Pricing for Selling Success

You’ve made the decision to sell your home. For most families, this is the largest financial transaction they will ever  embark upon. The very first question that is always top of mind is “How much is my home worth?”. A better question would be “How much could my home sell for?”. The difference in these two questions may seem imperceptible, but they are farther apart than Gilbert and Peoria. 

Let’s take a look at 5 things you should know when pricing your home for sale.

1. Know Your Value. Start online. The vast amount of information available to everyone on the planet is at your fingertips. Our website will allow you to see sold homes in your area to give you a good idea. You could also use our automated home valuation estimator or ones from Realtor.com, Zillow.com and a host of other websites dealing in real estate. The results should give you a reasonable starting point in most cases.

2. Know your market. A local realtor can provide you with the insight you just won’t get with the online valuations. A Comparable Market Analysis (CMA) is a great way to evaluate the temperature of the current real estate market. 

a. The CMA provides a list of homes that are sold, under contract as well as active listings. This report focuses on homes that are similar in size, age, location and amenities. Think of the CMA as a snapshot of similar homes over a defined period of time. Factors such as price, condition and location will reveal the current market conditions. It will also provide valuable information on how long homes in your area have been on the market. 

b. A visual inspection is not required to prepare a CMA; however, accuracy is sacrificed. When an in-person visit to your home is conducted, a real estate professional can, more accurately, assess the condition of your home versus the comparable homes in the area.

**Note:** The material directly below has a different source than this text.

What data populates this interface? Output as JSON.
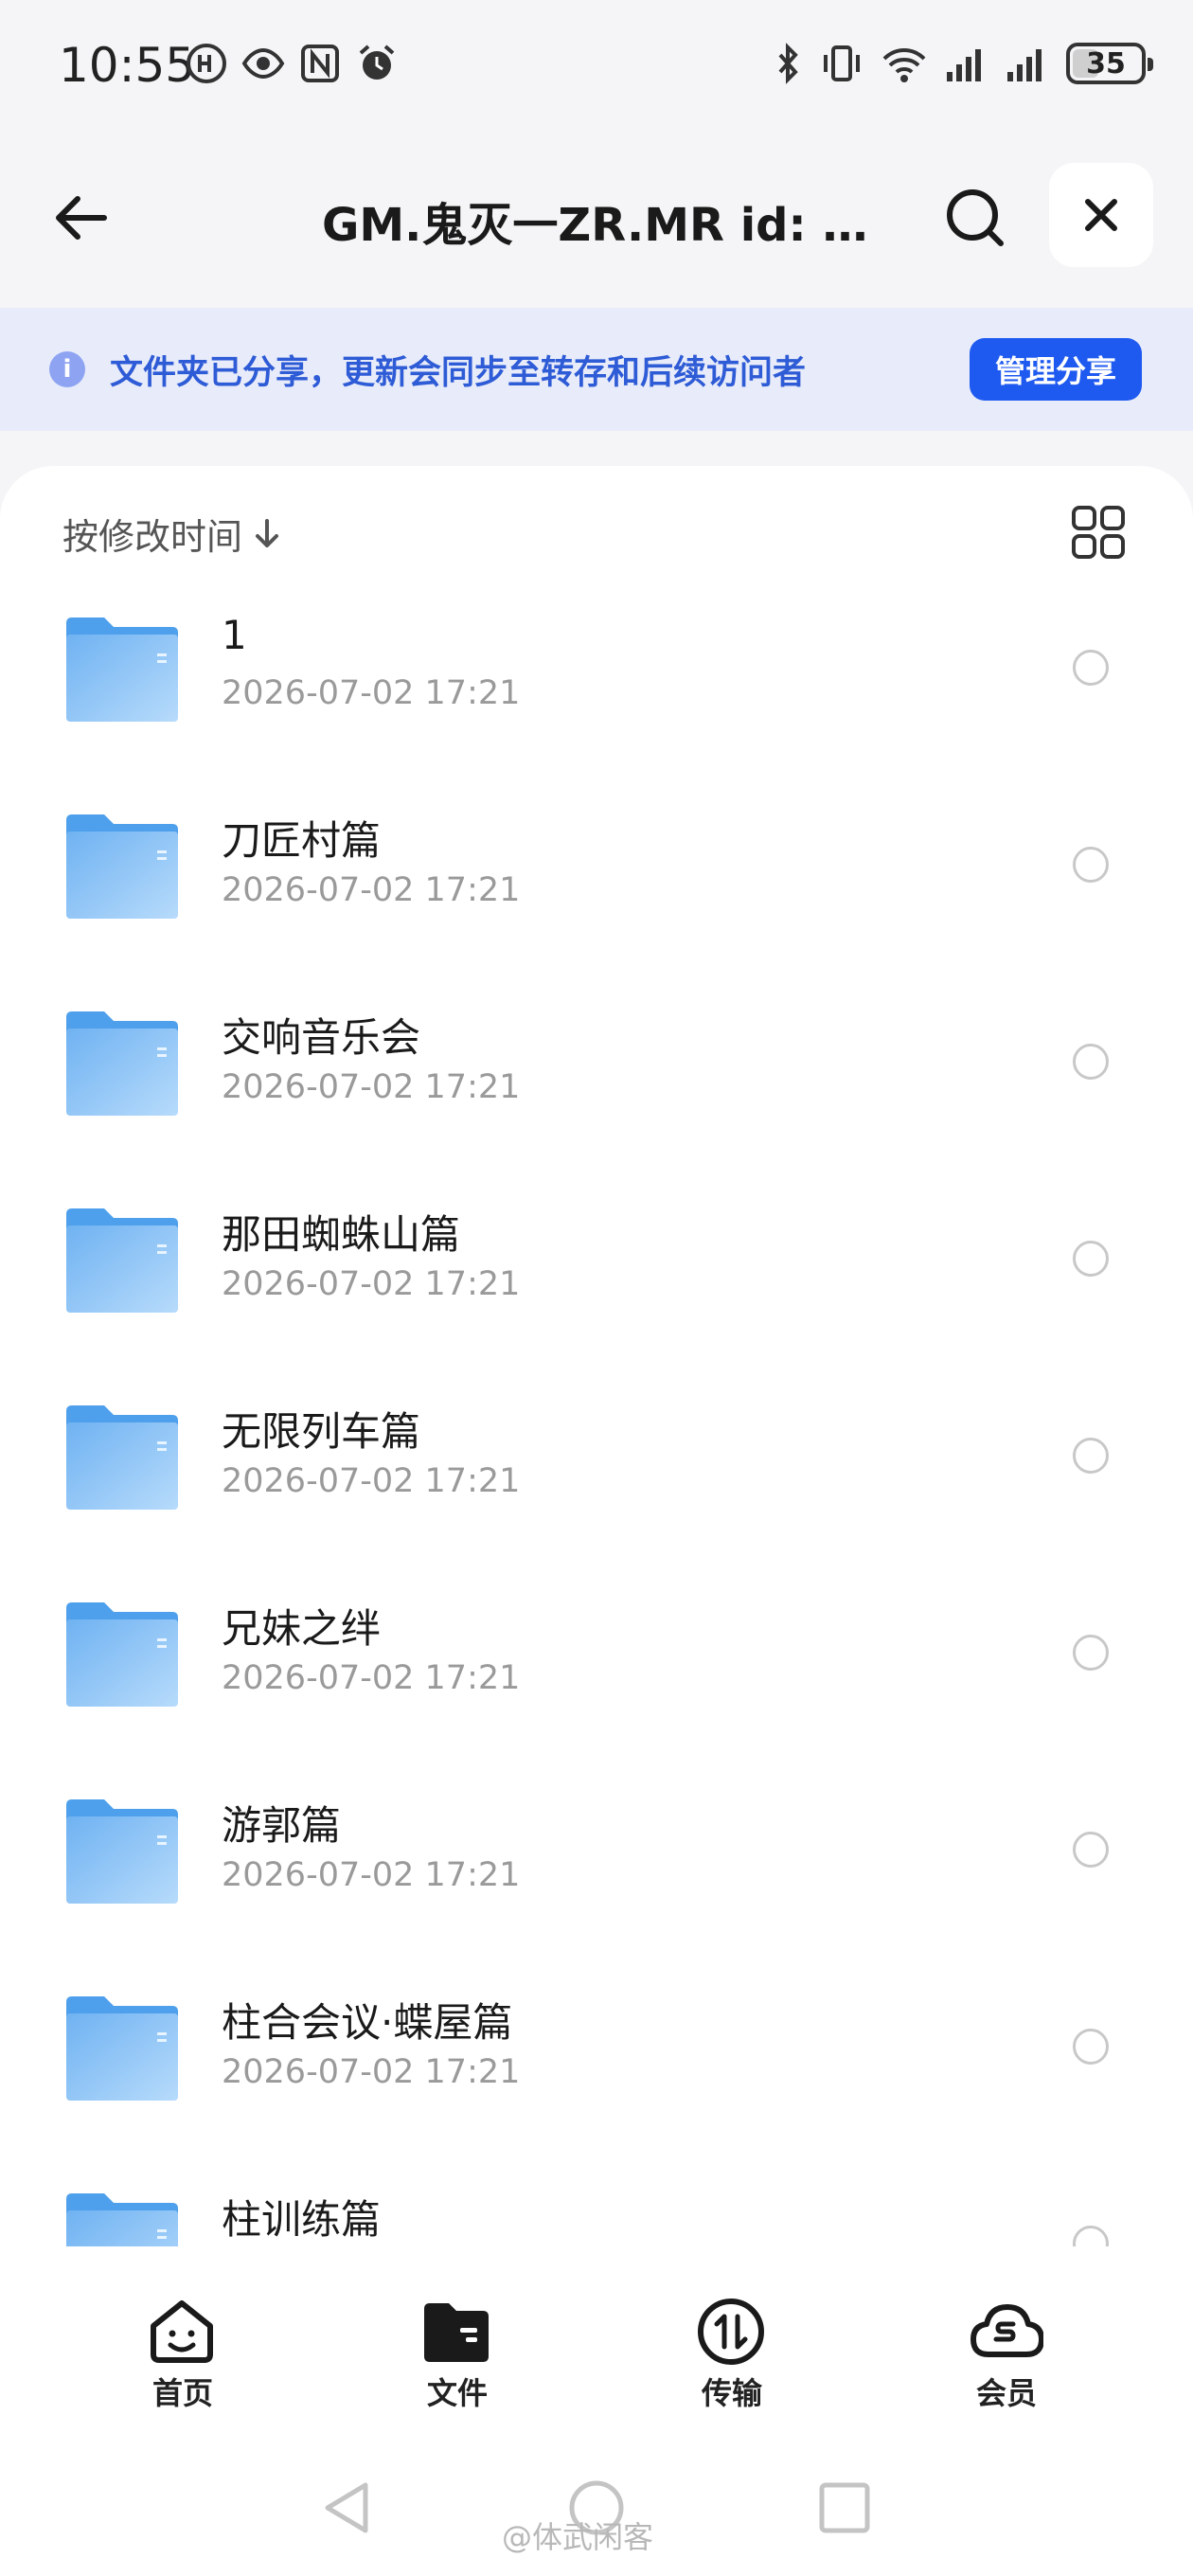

Be prepared to provide a list of any improvements that have been done to your home and when they were completed.

c. Define insanity! Doing the same thing and expecting different results is truly the textbook definition. A closer look at those homes that have been listed and then failed to sell. You don't want to be that seller who ended up with an home that didn't sell. This information will clearly define what buyers are considering overpriced.

Updated Kitchen3. Know your competition. Evaluating the homes for sale that are similar to yours and in the same area will give you the edge. It’s entirely likely that your buyer will be visiting these homes as well. If your home is similarly priced to the competition, you should have some stand out feature(s) to make them choose you over the other homes. A Market Report can be a great tool to use to stay up to date on home sales in your neighborhood. You should be doing this even before you decide to sell.

4. Know what your buyer sees. Most online search engines will allow searching in increments of $50,000.00. If your home value estimate comes in at $352,500.00, it may be more prudent to list it at $349,900 to take advantage of buyers capping their search at $350,000.00. You can also take advantage of psychological pricing that has proven results since the 19th century. Setting a price just below a round number has a profound effect on how people perceive the price. $299,000 is much better than $300,000.

5. Know your timing. Every home sale is benefited by supply and demand. Your real estate professional should be able to provide you with information that will help you identify when is the best time to sell. Seasonal factors, mortgage interest rates, job availability, location and new home inventory should all be analyzed to give you the best possible results.

 

Keep these five simple steps in mind and you will be well on your way to a successful sale of your home in the shortest possible time.